Bonsai require humidity; misting the leaves on a daily basis will help to increase the humidity for your plant. The best time to mist is in the mornings, to ensure that the leaves are dry by evening to prevent rot. Another way to increase humidity is to use a pebble tray: use a larger saucer and fill it with rocks, pebbles or even a smaller upside-down saucer. Set your plant on top and fill the larger saucer with water, which will evaporate and surround your Bonsai, thus creating more humidity. The key with using a pebble tray is to make sure the water level is never touching the bottom of your pot, as this would create root rot.


Fertilizer:

Bonsai like to be fed monthly with an all-purpose water-soluble fertilizer. Indoor Evergreen varieties like Junipers can be fed with a higher nitrogen fertilizer (like 30-10-10) once a month during the spring and summer to support new greener growth. Flowering types can be fed with a water-soluble flowering plant fertilizer once a month in spring and summer to promote flowers.

Repotting / Root Pruning:

Repotting is usually necessary every three to five years. At this time they may require a larger pot (one size up) or they can be root pruned and planted back into the same pot. Bonsai prefer sandy soil; cactus soil works well.
To prune roots, loosen roots gently and trim off a small portion. Return plant to original pot and plant in new soil. When roots are pruned, branches should also be pruned to compensate for lost roots.  

Pruning:

Pruning will help to keep your plant nicely shaped and looking full. Use a clean pair of scissors or snips to trim any branches that are in undesired locations or growing in the wrong direction. To keep the foliage thick, simply trim the tips regularly to encourage new sprouts.

-open/close- -open/close-How to Shape your Bonsai and Styles of Bonsai Shaping

Styles of Bonsai (Shaping):

Current styles of Bonsai are taking a more relaxed approach. 

There are five traditional styles:
Semi cascade - A curving trunk that does not touch the bottom of the pot. Good style for Junipers.
Cascade - Resembles a tree growing off an embankment, with the trunk curving below the bottom of pot.
Formal Upright – An easy style that features a straight trunk.
Informal Upright - The trunk bends and curves slightly to the side or front.
Slanting - The trunk has up to a 45º angle from the pot, with its low branches in the opposite direction.

Copper wire can be spiraled gently around trunk and main branches to train them to your desired shape. Gently bend wired branches regularly to attain the desired look, removing the wires once the training is finished; this may take a few years to achieve.

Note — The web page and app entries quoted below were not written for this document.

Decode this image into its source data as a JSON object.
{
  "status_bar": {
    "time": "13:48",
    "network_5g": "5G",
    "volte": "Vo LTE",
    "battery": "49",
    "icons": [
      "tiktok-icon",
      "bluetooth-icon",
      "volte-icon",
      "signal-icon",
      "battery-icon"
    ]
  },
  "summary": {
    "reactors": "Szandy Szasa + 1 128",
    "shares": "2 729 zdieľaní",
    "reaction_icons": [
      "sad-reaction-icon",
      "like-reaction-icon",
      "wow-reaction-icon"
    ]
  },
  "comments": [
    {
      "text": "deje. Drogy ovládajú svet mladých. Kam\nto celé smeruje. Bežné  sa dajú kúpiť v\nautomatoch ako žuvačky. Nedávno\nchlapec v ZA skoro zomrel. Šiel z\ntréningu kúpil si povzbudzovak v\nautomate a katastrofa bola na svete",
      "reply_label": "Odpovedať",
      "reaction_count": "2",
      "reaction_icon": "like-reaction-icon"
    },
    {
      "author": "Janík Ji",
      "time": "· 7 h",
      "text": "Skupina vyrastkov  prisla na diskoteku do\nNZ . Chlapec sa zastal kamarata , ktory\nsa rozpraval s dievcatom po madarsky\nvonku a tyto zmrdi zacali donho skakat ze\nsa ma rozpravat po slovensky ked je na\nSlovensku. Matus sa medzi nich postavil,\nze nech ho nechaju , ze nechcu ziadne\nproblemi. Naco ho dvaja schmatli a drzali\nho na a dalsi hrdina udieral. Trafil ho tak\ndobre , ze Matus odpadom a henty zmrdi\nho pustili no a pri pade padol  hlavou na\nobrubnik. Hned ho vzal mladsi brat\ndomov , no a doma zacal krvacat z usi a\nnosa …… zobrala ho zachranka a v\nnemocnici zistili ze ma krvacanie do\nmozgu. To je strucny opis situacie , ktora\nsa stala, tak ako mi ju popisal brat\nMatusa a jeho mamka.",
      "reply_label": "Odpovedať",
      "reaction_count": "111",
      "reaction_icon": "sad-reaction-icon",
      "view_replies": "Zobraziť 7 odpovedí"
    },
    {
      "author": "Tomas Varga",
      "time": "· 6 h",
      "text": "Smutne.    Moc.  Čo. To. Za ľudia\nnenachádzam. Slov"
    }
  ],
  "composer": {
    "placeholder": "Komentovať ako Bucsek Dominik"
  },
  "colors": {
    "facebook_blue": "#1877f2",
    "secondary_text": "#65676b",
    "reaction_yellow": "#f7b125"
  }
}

-open/close- -open/close-Success with Tillandsias (Air Plants) - Care & Tips


Care:

Light: Medium to bright indirect light.
Water: Mist or submerse in water 2 to 3 times per week.  
Fertilizer: Add an all-purpose water-soluble fertilizer to water once a month.